Older depressed patients are at high risk for development of hyponatremia after initiation of the selective serotonin reuptake inhibitor paroxetine, despite clinical monitoring and preventive management. The purposes of this study were to determine the incidence and etiology of paroxetine-induced hyponatremia in older patients and to identify patient characteristics that may account for variability in susceptibility to this adverse event.
This prospective, longitudinal study was conducted in a university-based ambulatory psychiatric research clinic from August 1999 through September 2001. Patients included 75 men and women aged 63 through 90 years (mean ± SD age, 75.3 ± 6.0 years) who received a diagnosis of a current Diagnostic and Statistical Manual of Mental Disorders, Fourth Edition, major depressive episode and were prescribed paroxetine. We monitored plasma sodium levels before initiating paroxetine therapy and after 1, 2, 4, 6, and 12 weeks of treatment. In a subset of individuals, we measured levels of antidiuretic hormone, glucose, serum urea nitrogen, and creatinine. Hyponatremia was defined as a plasma sodium level of less than 135 mEq/L after initiation of paroxetine therapy.
Hyponatremia developed in 9 (12%) of the 75 patients after initiation of paroxetine treatment. Mean ± SD time to development of hyponatremia was 9.3 ± 4.7 days (median, 9 days; range, 1-14 days; n = 8). In the multivariate regression, lower body mass index and lower baseline plasma sodium level (<138 mEq/L) were significant risk factors for the development of hyponatremia in these patients.
Hyponatremia is an underrecognized and potentially serious complication of paroxetine treatment in older patients.
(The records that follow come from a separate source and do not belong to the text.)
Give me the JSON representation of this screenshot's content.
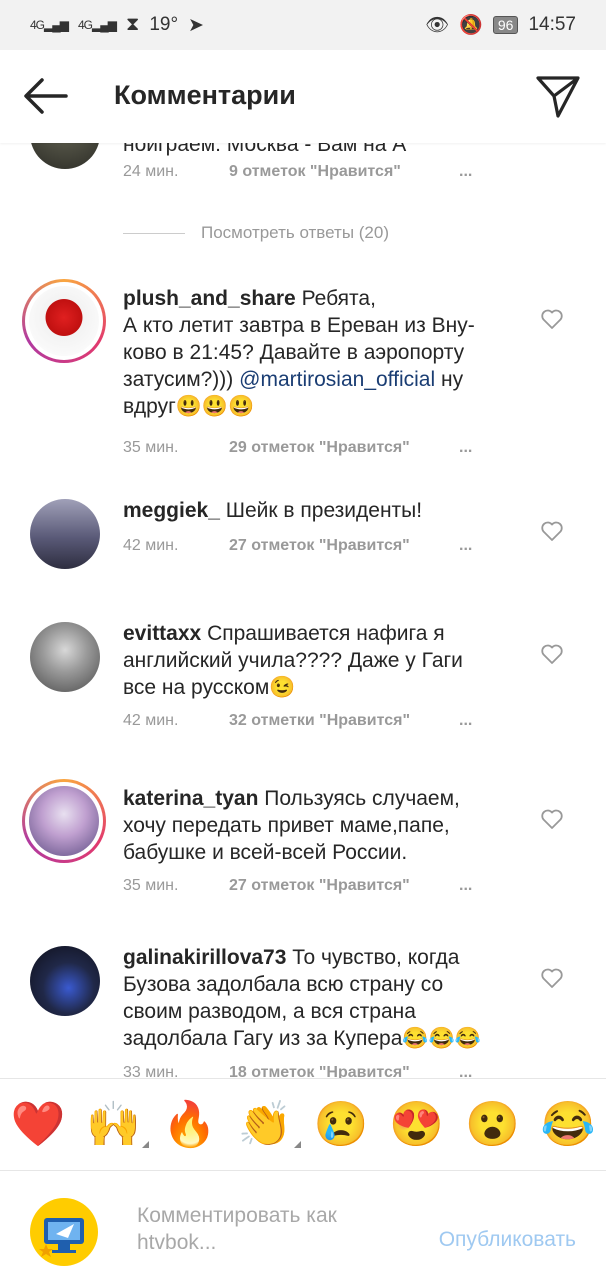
{
  "status": {
    "net1": "4G",
    "net2": "4G",
    "temp": "19°",
    "battery": "96",
    "time": "14:57"
  },
  "header": {
    "title": "Комментарии"
  },
  "top_comment": {
    "partial_text": "ноиграем: Москва - Вам на А",
    "time": "24 мин.",
    "likes": "9 отметок \"Нравится\"",
    "more": "..."
  },
  "replies_link": "Посмотреть ответы (20)",
  "comments": [
    {
      "user": "plush_and_share",
      "text_a": "Ребята,\nА кто летит завтра в Ереван из Вну-\nково в 21:45? Давайте в аэропорту\nзатусим?))) ",
      "mention": "@martirosian_official",
      "text_b": "  ну\nвдруг😃😃😃",
      "time": "35 мин.",
      "likes": "29 отметок \"Нравится\"",
      "more": "..."
    },
    {
      "user": "meggiek_",
      "text_a": "Шейк в президенты!",
      "mention": "",
      "text_b": "",
      "time": "42 мин.",
      "likes": "27 отметок \"Нравится\"",
      "more": "..."
    },
    {
      "user": "evittaxx",
      "text_a": "Спрашивается нафига я\nанглийский учила???? Даже у Гаги\nвсе на русском😉",
      "mention": "",
      "text_b": "",
      "time": "42 мин.",
      "likes": "32 отметки \"Нравится\"",
      "more": "..."
    },
    {
      "user": "katerina_tyan",
      "text_a": "Пользуясь случаем,\nхочу передать привет маме,папе,\nбабушке и всей-всей России.",
      "mention": "",
      "text_b": "",
      "time": "35 мин.",
      "likes": "27 отметок \"Нравится\"",
      "more": "..."
    },
    {
      "user": "galinakirillova73",
      "text_a": "То чувство, когда\nБузова задолбала всю страну со\nсвоим разводом, а вся страна\nзадолбала Гагу из за Купера😂😂😂",
      "mention": "",
      "text_b": "",
      "time": "33 мин.",
      "likes": "18 отметок \"Нравится\"",
      "more": "..."
    }
  ],
  "reactions": [
    "❤️",
    "🙌",
    "🔥",
    "👏",
    "😢",
    "😍",
    "😮",
    "😂"
  ],
  "composer": {
    "placeholder": "Комментировать как\nhtvbok...",
    "publish": "Опубликовать"
  },
  "colors": {
    "accent": "#3897f0",
    "publish_disabled": "#9fc9f1",
    "meta": "#999999"
  }
}
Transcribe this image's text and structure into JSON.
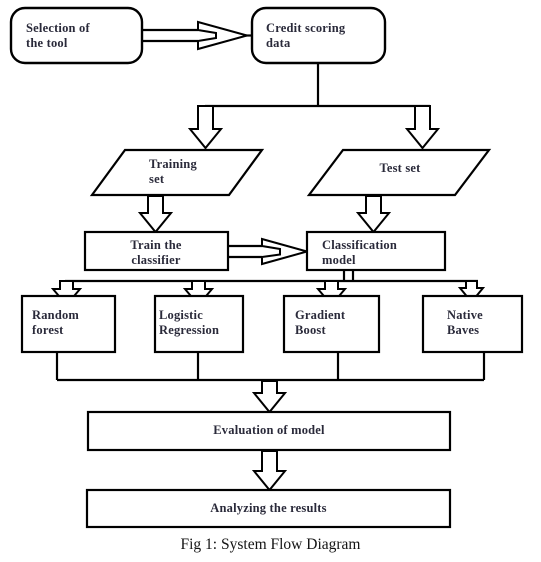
{
  "figure": {
    "caption": "Fig 1: System Flow Diagram",
    "colors": {
      "stroke": "#000000",
      "fill": "#ffffff",
      "text": "#2a2a3a",
      "caption_text": "#141414"
    }
  },
  "nodes": {
    "selection_of_tool": {
      "label": "Selection of\nthe tool",
      "shape": "rounded-rectangle"
    },
    "credit_scoring_data": {
      "label": "Credit scoring\ndata",
      "shape": "rounded-rectangle"
    },
    "training_set": {
      "label": "Training\nset",
      "shape": "parallelogram"
    },
    "test_set": {
      "label": "Test set",
      "shape": "parallelogram"
    },
    "train_the_classifier": {
      "label": "Train the\nclassifier",
      "shape": "rectangle"
    },
    "classification_model": {
      "label": "Classification\nmodel",
      "shape": "rectangle"
    },
    "random_forest": {
      "label": "Random\nforest",
      "shape": "rectangle"
    },
    "logistic_regression": {
      "label": "Logistic\nRegression",
      "shape": "rectangle"
    },
    "gradient_boost": {
      "label": "Gradient\nBoost",
      "shape": "rectangle"
    },
    "native_baves": {
      "label": "Native\nBaves",
      "shape": "rectangle"
    },
    "evaluation_of_model": {
      "label": "Evaluation of model",
      "shape": "rectangle"
    },
    "analyzing_the_results": {
      "label": "Analyzing the results",
      "shape": "rectangle"
    }
  },
  "chart_data": {
    "type": "diagram",
    "title": "Fig 1: System Flow Diagram",
    "nodes": [
      {
        "id": "selection_of_tool",
        "label": "Selection of the tool",
        "shape": "rounded-rectangle",
        "row": 1
      },
      {
        "id": "credit_scoring_data",
        "label": "Credit scoring data",
        "shape": "rounded-rectangle",
        "row": 1
      },
      {
        "id": "training_set",
        "label": "Training set",
        "shape": "parallelogram",
        "row": 2
      },
      {
        "id": "test_set",
        "label": "Test set",
        "shape": "parallelogram",
        "row": 2
      },
      {
        "id": "train_the_classifier",
        "label": "Train the classifier",
        "shape": "rectangle",
        "row": 3
      },
      {
        "id": "classification_model",
        "label": "Classification model",
        "shape": "rectangle",
        "row": 3
      },
      {
        "id": "random_forest",
        "label": "Random forest",
        "shape": "rectangle",
        "row": 4
      },
      {
        "id": "logistic_regression",
        "label": "Logistic Regression",
        "shape": "rectangle",
        "row": 4
      },
      {
        "id": "gradient_boost",
        "label": "Gradient Boost",
        "shape": "rectangle",
        "row": 4
      },
      {
        "id": "native_baves",
        "label": "Native Baves",
        "shape": "rectangle",
        "row": 4
      },
      {
        "id": "evaluation_of_model",
        "label": "Evaluation of model",
        "shape": "rectangle",
        "row": 5
      },
      {
        "id": "analyzing_the_results",
        "label": "Analyzing the results",
        "shape": "rectangle",
        "row": 6
      }
    ],
    "edges": [
      {
        "from": "selection_of_tool",
        "to": "credit_scoring_data",
        "direction": "right"
      },
      {
        "from": "credit_scoring_data",
        "to": "training_set",
        "direction": "down"
      },
      {
        "from": "credit_scoring_data",
        "to": "test_set",
        "direction": "down"
      },
      {
        "from": "training_set",
        "to": "train_the_classifier",
        "direction": "down"
      },
      {
        "from": "test_set",
        "to": "classification_model",
        "direction": "down"
      },
      {
        "from": "train_the_classifier",
        "to": "classification_model",
        "direction": "right"
      },
      {
        "from": "classification_model",
        "to": "random_forest",
        "direction": "down"
      },
      {
        "from": "classification_model",
        "to": "logistic_regression",
        "direction": "down"
      },
      {
        "from": "classification_model",
        "to": "gradient_boost",
        "direction": "down"
      },
      {
        "from": "classification_model",
        "to": "native_baves",
        "direction": "down"
      },
      {
        "from": "random_forest",
        "to": "evaluation_of_model",
        "direction": "down"
      },
      {
        "from": "logistic_regression",
        "to": "evaluation_of_model",
        "direction": "down"
      },
      {
        "from": "gradient_boost",
        "to": "evaluation_of_model",
        "direction": "down"
      },
      {
        "from": "native_baves",
        "to": "evaluation_of_model",
        "direction": "down"
      },
      {
        "from": "evaluation_of_model",
        "to": "analyzing_the_results",
        "direction": "down"
      }
    ]
  }
}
Our results provide a foundation for understanding the etiology and risk factors associated with paroxetine-induced hyponatremia.